With the philosophy of Aristotle, Bacon had long been dissatisfied; and even at college, when only about sixteen years of age, (as he assured Dr. Rawley,) he fell into a dislike of that system, finding it barren of works beneficial to man, and fruitful only in logomachy; in which mind, says Rawley, he continued to his dying day.

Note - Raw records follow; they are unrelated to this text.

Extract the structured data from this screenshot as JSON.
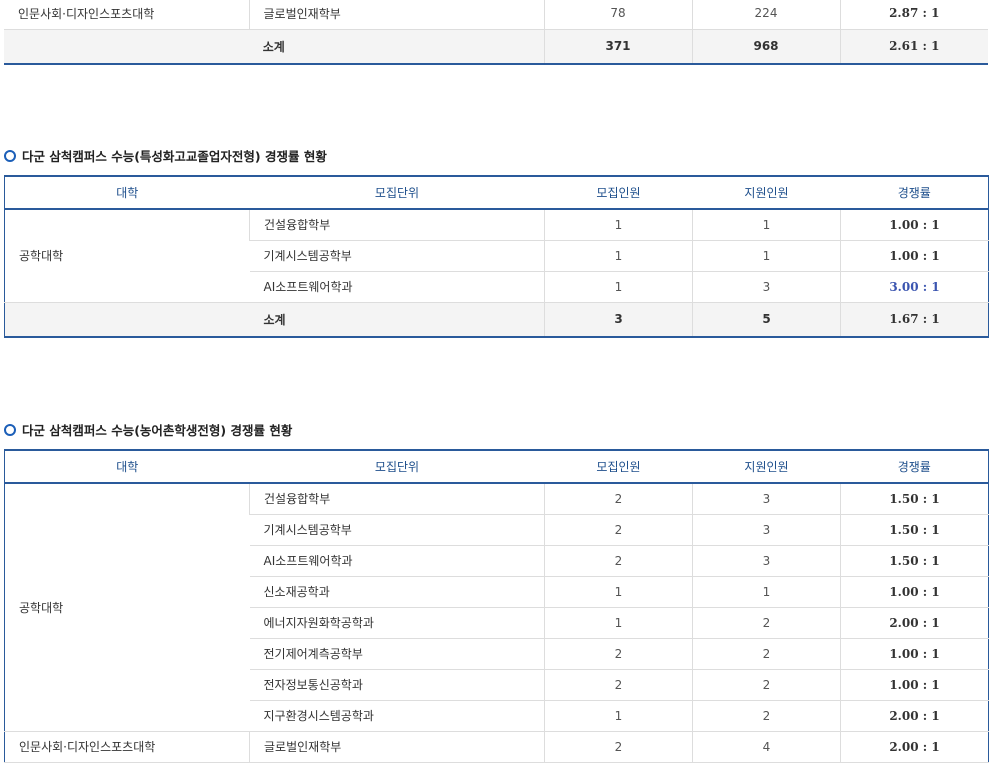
{
  "top_table": {
    "rows": [
      {
        "univ": "인문사회·디자인스포츠대학",
        "unit": "글로벌인재학부",
        "quota": "78",
        "applicants": "224",
        "rate": "2.87 : 1"
      }
    ],
    "subtotal": {
      "label": "소계",
      "quota": "371",
      "applicants": "968",
      "rate": "2.61 : 1"
    }
  },
  "section2": {
    "title": "다군 삼척캠퍼스 수능(특성화고교졸업자전형) 경쟁률 현황",
    "headers": {
      "univ": "대학",
      "unit": "모집단위",
      "quota": "모집인원",
      "applicants": "지원인원",
      "rate": "경쟁률"
    },
    "univ": "공학대학",
    "rows": [
      {
        "unit": "건설융합학부",
        "quota": "1",
        "applicants": "1",
        "rate": "1.00 : 1"
      },
      {
        "unit": "기계시스템공학부",
        "quota": "1",
        "applicants": "1",
        "rate": "1.00 : 1"
      },
      {
        "unit": "AI소프트웨어학과",
        "quota": "1",
        "applicants": "3",
        "rate": "3.00 : 1"
      }
    ],
    "subtotal": {
      "label": "소계",
      "quota": "3",
      "applicants": "5",
      "rate": "1.67 : 1"
    }
  },
  "section3": {
    "title": "다군 삼척캠퍼스 수능(농어촌학생전형) 경쟁률 현황",
    "headers": {
      "univ": "대학",
      "unit": "모집단위",
      "quota": "모집인원",
      "applicants": "지원인원",
      "rate": "경쟁률"
    },
    "univ_engineering": "공학대학",
    "rows": [
      {
        "unit": "건설융합학부",
        "quota": "2",
        "applicants": "3",
        "rate": "1.50 : 1"
      },
      {
        "unit": "기계시스템공학부",
        "quota": "2",
        "applicants": "3",
        "rate": "1.50 : 1"
      },
      {
        "unit": "AI소프트웨어학과",
        "quota": "2",
        "applicants": "3",
        "rate": "1.50 : 1"
      },
      {
        "unit": "신소재공학과",
        "quota": "1",
        "applicants": "1",
        "rate": "1.00 : 1"
      },
      {
        "unit": "에너지자원화학공학과",
        "quota": "1",
        "applicants": "2",
        "rate": "2.00 : 1"
      },
      {
        "unit": "전기제어계측공학부",
        "quota": "2",
        "applicants": "2",
        "rate": "1.00 : 1"
      },
      {
        "unit": "전자정보통신공학과",
        "quota": "2",
        "applicants": "2",
        "rate": "1.00 : 1"
      },
      {
        "unit": "지구환경시스템공학과",
        "quota": "1",
        "applicants": "2",
        "rate": "2.00 : 1"
      }
    ],
    "last_row": {
      "univ": "인문사회·디자인스포츠대학",
      "unit": "글로벌인재학부",
      "quota": "2",
      "applicants": "4",
      "rate": "2.00 : 1"
    }
  },
  "colors": {
    "accent": "#2a5a9b",
    "header_text": "#1e4f8c",
    "highlight_rate": "#3b55b0",
    "bullet": "#1c5fb8"
  }
}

To propound a better method of discovery,-one that would purge philosophy from its errors, and enrich it with new truths,—had long been a favourite and fixed purpose with Bacon;* and having, after much meditation, matured and methodized his thoughts, he proposed his plan in the Novum Organum, (which forms the second part of his Instauration,) 'with so much strength of argument,' says one of his most distinguished disciples, †
* In his letter to Father Fulgentio concerning the Instauration, (written before the publication of his Novum Organum,) Bacon says, “I remember that about forty years ago I composed a juvenile work about these things, which with great confidence and a pompous title, I called TEMPORIS PARTUM MAXIMUM.'-Bacon's Works, vol. 12, p. 205. See also his letter to lord Burleigh, ante, p. 22.

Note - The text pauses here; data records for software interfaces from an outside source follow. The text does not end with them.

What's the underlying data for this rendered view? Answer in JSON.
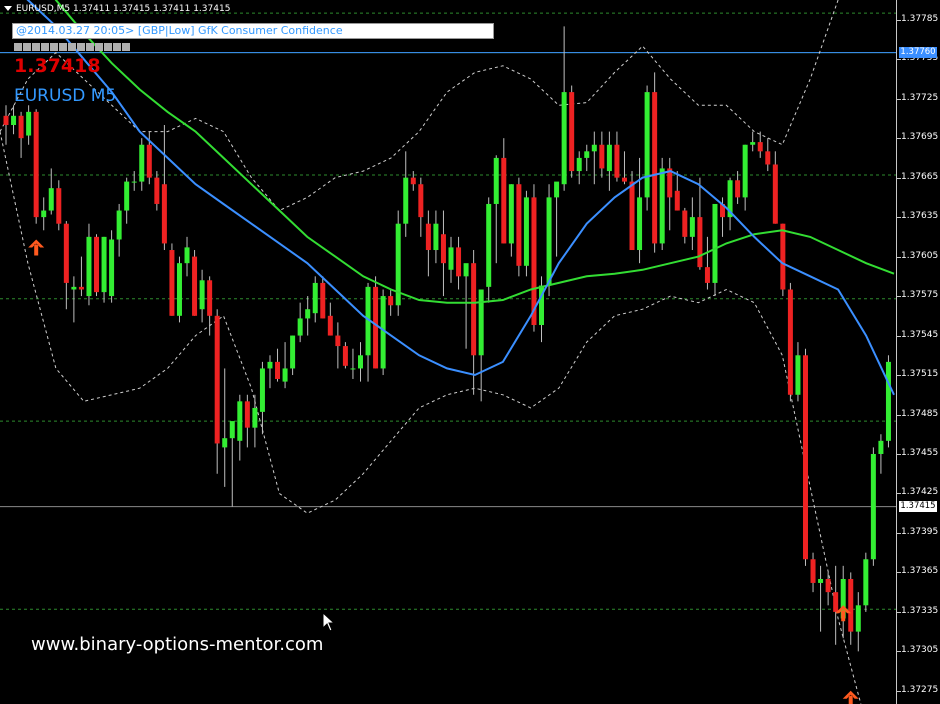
{
  "header": {
    "symbol_line": "EURUSD,M5  1.37411 1.37415 1.37411 1.37415"
  },
  "news_box": {
    "text": "@2014.03.27 20:05> [GBP|Low] GfK Consumer Confidence"
  },
  "bid_price": "1.37418",
  "symbol_label": "EURUSD M5",
  "watermark": "www.binary-options-mentor.com",
  "colors": {
    "bull": "#33ee33",
    "bear": "#ee2222",
    "ma_fast": "#3b8fff",
    "ma_slow": "#33dd33",
    "band": "#cfcfcf",
    "level": "#2e8b2e",
    "arrow": "#ff5a1f"
  },
  "chart_data": {
    "type": "candlestick",
    "symbol": "EURUSD",
    "timeframe": "M5",
    "ylim": [
      1.37265,
      1.378
    ],
    "yticks": [
      "1.37785",
      "1.37755",
      "1.37725",
      "1.37695",
      "1.37665",
      "1.37635",
      "1.37605",
      "1.37575",
      "1.37545",
      "1.37515",
      "1.37485",
      "1.37455",
      "1.37425",
      "1.37395",
      "1.37365",
      "1.37335",
      "1.37305",
      "1.37275"
    ],
    "current_price_labels": [
      "1.37760",
      "1.37415"
    ],
    "current_price_values": [
      1.3776,
      1.37415
    ],
    "level_lines": [
      1.3779,
      1.3776,
      1.37667,
      1.37573,
      1.3748,
      1.37337
    ],
    "candles": [
      [
        1.37712,
        1.3772,
        1.3769,
        1.37705
      ],
      [
        1.37705,
        1.3772,
        1.37698,
        1.37712
      ],
      [
        1.37712,
        1.37715,
        1.3768,
        1.37695
      ],
      [
        1.37697,
        1.3772,
        1.3769,
        1.37715
      ],
      [
        1.37715,
        1.37717,
        1.3763,
        1.37635
      ],
      [
        1.37635,
        1.3765,
        1.37625,
        1.3764
      ],
      [
        1.3764,
        1.37672,
        1.37637,
        1.37657
      ],
      [
        1.37657,
        1.37663,
        1.37625,
        1.3763
      ],
      [
        1.3763,
        1.37632,
        1.37565,
        1.37585
      ],
      [
        1.3758,
        1.3759,
        1.37555,
        1.37582
      ],
      [
        1.37582,
        1.37605,
        1.37575,
        1.3758
      ],
      [
        1.37575,
        1.3763,
        1.37568,
        1.3762
      ],
      [
        1.3762,
        1.37622,
        1.37575,
        1.37578
      ],
      [
        1.37578,
        1.3762,
        1.3757,
        1.3762
      ],
      [
        1.37575,
        1.37625,
        1.3757,
        1.37618
      ],
      [
        1.37618,
        1.37645,
        1.37605,
        1.3764
      ],
      [
        1.3764,
        1.37665,
        1.3763,
        1.37662
      ],
      [
        1.37662,
        1.3767,
        1.37655,
        1.37662
      ],
      [
        1.37662,
        1.37695,
        1.37655,
        1.3769
      ],
      [
        1.3769,
        1.377,
        1.3766,
        1.37665
      ],
      [
        1.37665,
        1.3767,
        1.3764,
        1.37645
      ],
      [
        1.3766,
        1.37705,
        1.3761,
        1.37615
      ],
      [
        1.3761,
        1.37615,
        1.3756,
        1.3756
      ],
      [
        1.3756,
        1.37605,
        1.37555,
        1.376
      ],
      [
        1.376,
        1.3762,
        1.3759,
        1.37612
      ],
      [
        1.37605,
        1.3761,
        1.3756,
        1.3756
      ],
      [
        1.37565,
        1.37595,
        1.37555,
        1.37587
      ],
      [
        1.37587,
        1.3759,
        1.37545,
        1.3756
      ],
      [
        1.3756,
        1.37565,
        1.3744,
        1.37463
      ],
      [
        1.3746,
        1.3752,
        1.3743,
        1.37467
      ],
      [
        1.37467,
        1.3747,
        1.37415,
        1.3748
      ],
      [
        1.37465,
        1.375,
        1.3745,
        1.37495
      ],
      [
        1.37495,
        1.375,
        1.3746,
        1.37475
      ],
      [
        1.37475,
        1.375,
        1.3746,
        1.3749
      ],
      [
        1.37487,
        1.37525,
        1.3747,
        1.3752
      ],
      [
        1.3752,
        1.3753,
        1.37505,
        1.37525
      ],
      [
        1.37525,
        1.37535,
        1.3751,
        1.37512
      ],
      [
        1.3751,
        1.3754,
        1.37505,
        1.3752
      ],
      [
        1.3752,
        1.37545,
        1.37515,
        1.37545
      ],
      [
        1.37545,
        1.3757,
        1.3754,
        1.37558
      ],
      [
        1.37558,
        1.37575,
        1.37545,
        1.37565
      ],
      [
        1.37562,
        1.3759,
        1.37555,
        1.37585
      ],
      [
        1.37585,
        1.3759,
        1.37558,
        1.37558
      ],
      [
        1.3756,
        1.3757,
        1.37545,
        1.37545
      ],
      [
        1.37545,
        1.37555,
        1.3752,
        1.37537
      ],
      [
        1.37537,
        1.3754,
        1.3752,
        1.37522
      ],
      [
        1.3752,
        1.37535,
        1.37512,
        1.3752
      ],
      [
        1.3752,
        1.3754,
        1.3751,
        1.3753
      ],
      [
        1.3753,
        1.37585,
        1.3751,
        1.37582
      ],
      [
        1.37582,
        1.3759,
        1.3752,
        1.3752
      ],
      [
        1.3752,
        1.3758,
        1.37515,
        1.37575
      ],
      [
        1.37575,
        1.3758,
        1.3756,
        1.37568
      ],
      [
        1.37568,
        1.3764,
        1.3756,
        1.3763
      ],
      [
        1.3763,
        1.37685,
        1.3762,
        1.37665
      ],
      [
        1.37665,
        1.3767,
        1.37655,
        1.3766
      ],
      [
        1.3766,
        1.37665,
        1.3762,
        1.37635
      ],
      [
        1.3763,
        1.3764,
        1.3759,
        1.3761
      ],
      [
        1.3761,
        1.3764,
        1.376,
        1.3763
      ],
      [
        1.37622,
        1.3764,
        1.37575,
        1.376
      ],
      [
        1.37595,
        1.3762,
        1.37585,
        1.37612
      ],
      [
        1.37612,
        1.3762,
        1.3758,
        1.3759
      ],
      [
        1.3759,
        1.37595,
        1.37535,
        1.376
      ],
      [
        1.376,
        1.3761,
        1.375,
        1.3753
      ],
      [
        1.3753,
        1.3756,
        1.37495,
        1.3758
      ],
      [
        1.37582,
        1.3765,
        1.3757,
        1.37645
      ],
      [
        1.37645,
        1.37682,
        1.376,
        1.3768
      ],
      [
        1.3768,
        1.37695,
        1.37615,
        1.37615
      ],
      [
        1.37615,
        1.3766,
        1.37605,
        1.3766
      ],
      [
        1.3766,
        1.37665,
        1.3759,
        1.37598
      ],
      [
        1.37598,
        1.37655,
        1.3759,
        1.3765
      ],
      [
        1.3765,
        1.3766,
        1.37548,
        1.37553
      ],
      [
        1.37553,
        1.3759,
        1.3754,
        1.37583
      ],
      [
        1.37583,
        1.3766,
        1.37575,
        1.3765
      ],
      [
        1.3765,
        1.3766,
        1.37605,
        1.37662
      ],
      [
        1.3766,
        1.3778,
        1.37655,
        1.3773
      ],
      [
        1.3773,
        1.37735,
        1.37665,
        1.3767
      ],
      [
        1.3767,
        1.37685,
        1.3766,
        1.3768
      ],
      [
        1.3768,
        1.3769,
        1.3767,
        1.37685
      ],
      [
        1.37685,
        1.377,
        1.3766,
        1.3769
      ],
      [
        1.3769,
        1.377,
        1.37665,
        1.37672
      ],
      [
        1.3767,
        1.377,
        1.37655,
        1.3769
      ],
      [
        1.3769,
        1.377,
        1.37662,
        1.37665
      ],
      [
        1.37665,
        1.37685,
        1.3766,
        1.37662
      ],
      [
        1.37662,
        1.3767,
        1.3762,
        1.3761
      ],
      [
        1.3761,
        1.3768,
        1.376,
        1.3765
      ],
      [
        1.3765,
        1.37735,
        1.3764,
        1.3773
      ],
      [
        1.3773,
        1.37745,
        1.37608,
        1.37615
      ],
      [
        1.37615,
        1.3768,
        1.3761,
        1.37672
      ],
      [
        1.37672,
        1.3768,
        1.37625,
        1.3765
      ],
      [
        1.37655,
        1.3767,
        1.3764,
        1.3764
      ],
      [
        1.3764,
        1.37642,
        1.37615,
        1.3762
      ],
      [
        1.3762,
        1.3765,
        1.3761,
        1.37635
      ],
      [
        1.37635,
        1.37665,
        1.37595,
        1.37597
      ],
      [
        1.37597,
        1.3762,
        1.3758,
        1.37585
      ],
      [
        1.37585,
        1.3764,
        1.37575,
        1.37645
      ],
      [
        1.37645,
        1.3765,
        1.3762,
        1.37635
      ],
      [
        1.37635,
        1.37665,
        1.37625,
        1.37663
      ],
      [
        1.37663,
        1.3767,
        1.37645,
        1.3765
      ],
      [
        1.3765,
        1.3769,
        1.3764,
        1.3769
      ],
      [
        1.3769,
        1.377,
        1.37685,
        1.37692
      ],
      [
        1.37692,
        1.377,
        1.3768,
        1.37685
      ],
      [
        1.37685,
        1.37695,
        1.3767,
        1.37675
      ],
      [
        1.37675,
        1.37685,
        1.3763,
        1.3763
      ],
      [
        1.3763,
        1.3763,
        1.37575,
        1.3758
      ],
      [
        1.3758,
        1.37585,
        1.37495,
        1.375
      ],
      [
        1.375,
        1.3754,
        1.37495,
        1.3753
      ],
      [
        1.3753,
        1.37535,
        1.3737,
        1.37375
      ],
      [
        1.37375,
        1.3738,
        1.3735,
        1.37357
      ],
      [
        1.37357,
        1.3737,
        1.3732,
        1.3736
      ],
      [
        1.3736,
        1.37365,
        1.3734,
        1.3735
      ],
      [
        1.3735,
        1.3737,
        1.3731,
        1.37335
      ],
      [
        1.3733,
        1.3737,
        1.37315,
        1.3736
      ],
      [
        1.3736,
        1.37365,
        1.3731,
        1.3732
      ],
      [
        1.3732,
        1.3735,
        1.37305,
        1.3734
      ],
      [
        1.3734,
        1.3738,
        1.37335,
        1.37375
      ],
      [
        1.37375,
        1.3746,
        1.3737,
        1.37455
      ],
      [
        1.37455,
        1.3747,
        1.3744,
        1.37465
      ],
      [
        1.37465,
        1.3753,
        1.3746,
        1.37525
      ]
    ],
    "ma_fast": [
      1.3782,
      1.378,
      1.3778,
      1.37755,
      1.3773,
      1.377,
      1.3768,
      1.3766,
      1.37645,
      1.3763,
      1.37615,
      1.376,
      1.3758,
      1.3756,
      1.37545,
      1.3753,
      1.3752,
      1.37515,
      1.37525,
      1.3756,
      1.376,
      1.3763,
      1.3765,
      1.37665,
      1.3767,
      1.3766,
      1.37642,
      1.3762,
      1.376,
      1.3759,
      1.3758,
      1.37545,
      1.375
    ],
    "ma_slow": [
      1.3785,
      1.3783,
      1.378,
      1.37775,
      1.37752,
      1.37732,
      1.37715,
      1.377,
      1.3768,
      1.3766,
      1.3764,
      1.3762,
      1.37605,
      1.3759,
      1.3758,
      1.37572,
      1.3757,
      1.3757,
      1.37572,
      1.3758,
      1.37585,
      1.3759,
      1.37592,
      1.37595,
      1.376,
      1.37605,
      1.37615,
      1.37622,
      1.37625,
      1.3762,
      1.3761,
      1.376,
      1.37592
    ],
    "bb_upper": [
      1.377,
      1.3774,
      1.3776,
      1.3774,
      1.3772,
      1.377,
      1.377,
      1.3771,
      1.377,
      1.37665,
      1.3764,
      1.3765,
      1.37665,
      1.3767,
      1.3768,
      1.377,
      1.3773,
      1.37745,
      1.3775,
      1.3774,
      1.3772,
      1.37722,
      1.37745,
      1.37765,
      1.3774,
      1.3772,
      1.3772,
      1.377,
      1.3769,
      1.3774,
      1.378,
      1.37845,
      1.3783
    ],
    "bb_lower": [
      1.377,
      1.376,
      1.3752,
      1.37495,
      1.375,
      1.37505,
      1.3752,
      1.37545,
      1.3756,
      1.37505,
      1.37425,
      1.3741,
      1.3742,
      1.3744,
      1.37465,
      1.3749,
      1.375,
      1.37505,
      1.375,
      1.3749,
      1.37505,
      1.3754,
      1.3756,
      1.37565,
      1.37575,
      1.3757,
      1.3758,
      1.3757,
      1.3753,
      1.3743,
      1.3733,
      1.3725,
      1.3724
    ],
    "arrows": [
      {
        "candle": 4,
        "price": 1.37618
      },
      {
        "candle": 111,
        "price": 1.3734
      },
      {
        "candle": 112,
        "price": 1.37275
      }
    ]
  },
  "icons": {
    "menu": "triangle-down-icon",
    "cursor": "cursor-arrow-icon",
    "signal": "up-arrow-icon"
  }
}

# Maclaurin's Account of Sir Isaac Newton's Discoveries, p. 59.
and so just a zeal, as renders that admirable work the delight of all who have a taste for solid learning.' The grand and fruitful principle propounded by Bacon—and which is as universally * applicable as the Aristotelian dictum De omni et nullo, and without which that dictum would be a barren and useless abstraction—is the principle of INDUCTION. To unfold this principleto teach mankind that the only method of inquiry which can conduct to any useful result is that which, taking facts and not opinions experience, not hypothesis, for its basis, proceeds, by means of rejections and conclusions, (i. e., in the way of analysis,) to decompose the phenomena of nature; so as to elicit those axioms or general laws, (i. e., generalized facts,) from which we may synthetically
* Novum Organum, lib. 1, aph. 127.–Works, vol. 9, p. 278. This aphorism must have escaped the recollection or attention of Dr. Copleston, when he asserted that the Organum of Bacon is confined to the department of physical science.'—Second Reply to the Edinburgh Review, p. 22.